The Pottermore Site
Hufflepuff and junior Rachel Fisher managed to give me a sneak peak into the Pottermore website itself.
The site is built with the intention that users will read the book as they go through the site. While reading the books and going through the site, users get snapshots of chapters moving through the book, experiencing events as the main characters do.
“You’re basically pretending you’re hanging out with Harry, Ron and Hermione,” Fisher said.
In this way, different parts of the website open to each individual at different times. The user will receive their letter when Harry does; when Harry goes to Diagon Alley, the street of shops opens to the user; the user gets sorted when Harry does.
The Beta Testers:
The appeal of getting in as a beta tester lies somewhat in the novelty and freedom of a less populated site.
“I’m in this and not a lot of people are,” Atcheson said.
But most of the beta testers are more eager to give their feedback and are, “very dedicated about making it better for other people,” Slytherin and sophomore Caitlin Stone said. “It’ll be better and more user friendly, and less frustrating at times.”
Beta testers use the black “Beta feedback” box located at the bottom right-hand corner of every page. Leaving comments both on what they like and suggestions on what the web developers should change.
Stone said the site is, “not as interactive as some people would like, and there’s no music.”
The website suffers from other gremlins in the works.
“They haven’t fixed dueling,” Fisher said.
Sometimes the animation is slow, and sometimes the site will go down. Still, most users find the overall design of the website smooth and the artwork gorgeous.
Beta testers who have finished the first book occupy themselves with other activities, such as spell casting or potions brewing.
Potions brewing are very realistic; grounded in physics. Atcheson and Stone both explained the necessity of grabbing a vial with two fingers at the top or, like a real vial, it would just spill on the table.
“It’s fun,” Stone said. “I’m getting better at it.”
As the difficulty of the potions recipes increases so does brewing time. Leaving a potion alone too long can be dangerous.
“Once my cauldron exploded,” Fisher admitted. “There was animation for it too. Mostly it just fails; exploding is bad.”

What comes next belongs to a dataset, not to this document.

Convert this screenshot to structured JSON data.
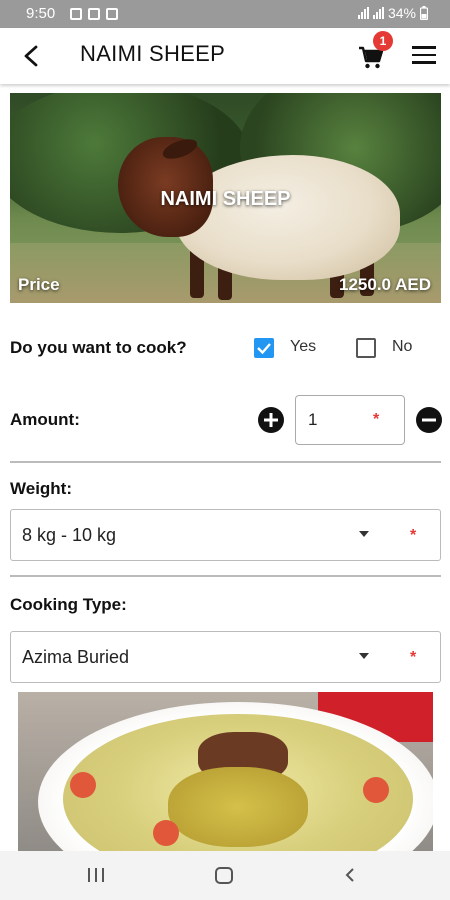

Getting better scores on potions gives testers House points. As of Sunday, Ravenclaw was in the lead, with Gryffindor in second, Slythrin in third, and Hufflepuff coming in last.
The site will be open to everyone at the end of October, but the Insider warns that although you’ll be able to create a password and account, the process will be much the same as with beta testing, in that it may take weeks or even months for your registration to the site to be activated.
Although some students who were denied early access seem agitated and anxious to gain entry to the site, others take a more relaxed approach, like junior Stephanie Charvat, who said she had not tried very hard to get into beta testing, and is willing to wait until public access is opened.
An important aspect to most of those familiar with the series are J.K. Rowling’s author notes. Along with rock cake and galleons, users can find tidbits of information about the characters and story that have not been previously revealed. Details include characters lists of who got into the story, which characters were deleted and which characters were changed. But not all testers were willing to give out the information revealed.
“In this case I view it as spoilers,” Atcheson said.
The testers stressed that unlike the Harry Potter encyclopedia Rowling intends to release, the website is meant to be used as you read the books, adding to the story and your understating of what is going on.
“She could have written another book and have that be the explanation,” Atcheson said. “People enjoy the Internet, people want to do something on the Internet.”
Although Rowling will be making more money off the site, there are no ads on the website. There will be a Pottermore Shop where one can buy Harry Potter digital audio books and eBooks, and the website is sponsored by Sony.
“She might be making money off it. She made money off the books,” Stone said. ”Frankly, I don’t care. I still love the books.”